Jenn Shreve writes about technology and popular culture for a variety of publications.
Games: Not Just Child's Play
If games and simulations can be used to teach students, why not teachers, too? That's the premise behind a software program in development called SimSchool. The software will import real demographic data on a school district's student performance, personality, racial makeup, and even social characteristics to generate a realistic classroom mix. Would-be teachers will then input their lesson plans into the program and see how well individual students and the class as a whole respond.
David Gibson, codirector of the SimSchool PT3 Project, says the game will give teachers in training a chance to try out their lesson plans before subjecting an entire classroom to them. He also hopes that teaching teachers with a game will make them more willing to use games as part of their classroom instruction. "If we give them good educational games during training, it will be a model for them on how to integrate games into their own classrooms," he says. -- JS

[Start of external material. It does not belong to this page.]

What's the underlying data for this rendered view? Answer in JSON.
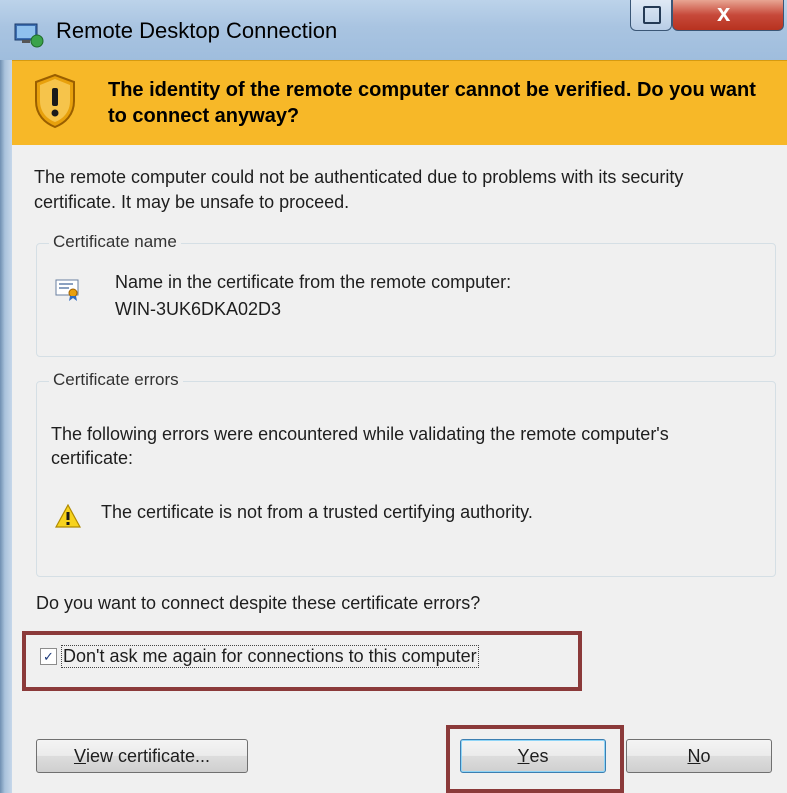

Shut It Off
Video games in the classroom may score points with some educators and researchers, but not everyone is cheering.

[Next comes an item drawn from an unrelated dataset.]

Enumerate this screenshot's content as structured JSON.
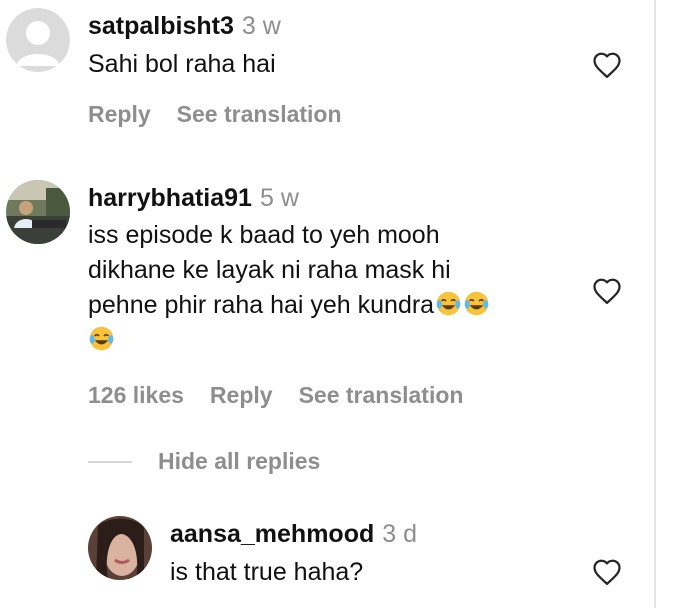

Jane Healy, educational psychologist and author of Failure to Connect: How Computers Affect Our Children's Minds -- and What We Can Do About It (Simon & Schuster, 1999), believes that we not only haven't figured out how to make "intellectually appropriate and challenging and enriching" games for kids, we also don't yet understand the impact of gaming on kids' minds well enough to recommend this type of learning experience.
She's not alone. In his book Oversold and Underused: Computers in the Classroom (Harvard University Press, 2001), Larry Cuban argues that introducing computers into the curriculum without proper teacher training wastes time and money and detracts from kids' education. Similarly, a report titled Tech Tonic: Towards a New Literacy of Technology, put out by the Alliance for Childhood last September, asserts that there's inadequate evidence to support claims that video games improve student performance, while overreliance on technology is contributing to rising childhood-obesity rates. Edward Miller, editor of the Tech Tonic report, urges decision makers to consider the downsides before going "blithely on with more and more high-tech activities that are squeezing out traditional types of low-tech activities."

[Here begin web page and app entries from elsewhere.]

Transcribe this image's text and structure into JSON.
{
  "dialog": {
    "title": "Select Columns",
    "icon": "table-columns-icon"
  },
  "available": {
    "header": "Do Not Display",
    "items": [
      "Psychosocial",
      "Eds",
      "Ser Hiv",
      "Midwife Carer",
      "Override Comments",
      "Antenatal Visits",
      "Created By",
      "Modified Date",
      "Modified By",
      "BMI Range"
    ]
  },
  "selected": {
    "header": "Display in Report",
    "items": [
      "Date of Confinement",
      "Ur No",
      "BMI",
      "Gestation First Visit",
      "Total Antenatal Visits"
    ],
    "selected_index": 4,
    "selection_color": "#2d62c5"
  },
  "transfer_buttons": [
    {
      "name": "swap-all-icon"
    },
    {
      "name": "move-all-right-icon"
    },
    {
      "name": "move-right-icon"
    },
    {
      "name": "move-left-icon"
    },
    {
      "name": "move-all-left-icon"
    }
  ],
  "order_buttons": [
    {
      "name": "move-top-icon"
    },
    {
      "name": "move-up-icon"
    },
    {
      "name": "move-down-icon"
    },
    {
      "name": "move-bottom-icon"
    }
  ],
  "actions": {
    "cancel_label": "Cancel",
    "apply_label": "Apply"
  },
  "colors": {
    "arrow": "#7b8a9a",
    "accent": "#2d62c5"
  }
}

Neither Healy nor Miller is adamantly against using video games or simulations (like Harvard-developed River City) in the classroom. In fact, Healy says, "simulations can be like a game, and at the right age, around seventh or eighth grade, some research shows that in math it works if you do it really well and have great teachers and the right equipment." For game developers like Marc Prensky, however, waiting for the ideal situation before introducing games into the classroom is a mistake. "The commercial world is promising and delivering," he says, and traditional teaching methods simply can't compete with the appeal of a commercial world of games that makes children heroes or puts the fate of Harry Potter in their hands. "Kids don't want to power down. It's a fight out there, an intellectual competition," Prensky says.
Healy compares that argument to exposing yourself to a disease just because everyone is dying of it. She argues, "Kids are interested in learning. They want to acquire information, and if they have two-second minds because of video games at home, that doesn't mean the school needs to exacerbate the situation."
"As a society, we have to decide if we want kids to focus and reflect long enough to read text and understand it. We need to be very careful about introducing extremely dynamic and distracting visual environments, irrespective of what they might be teaching." -- JS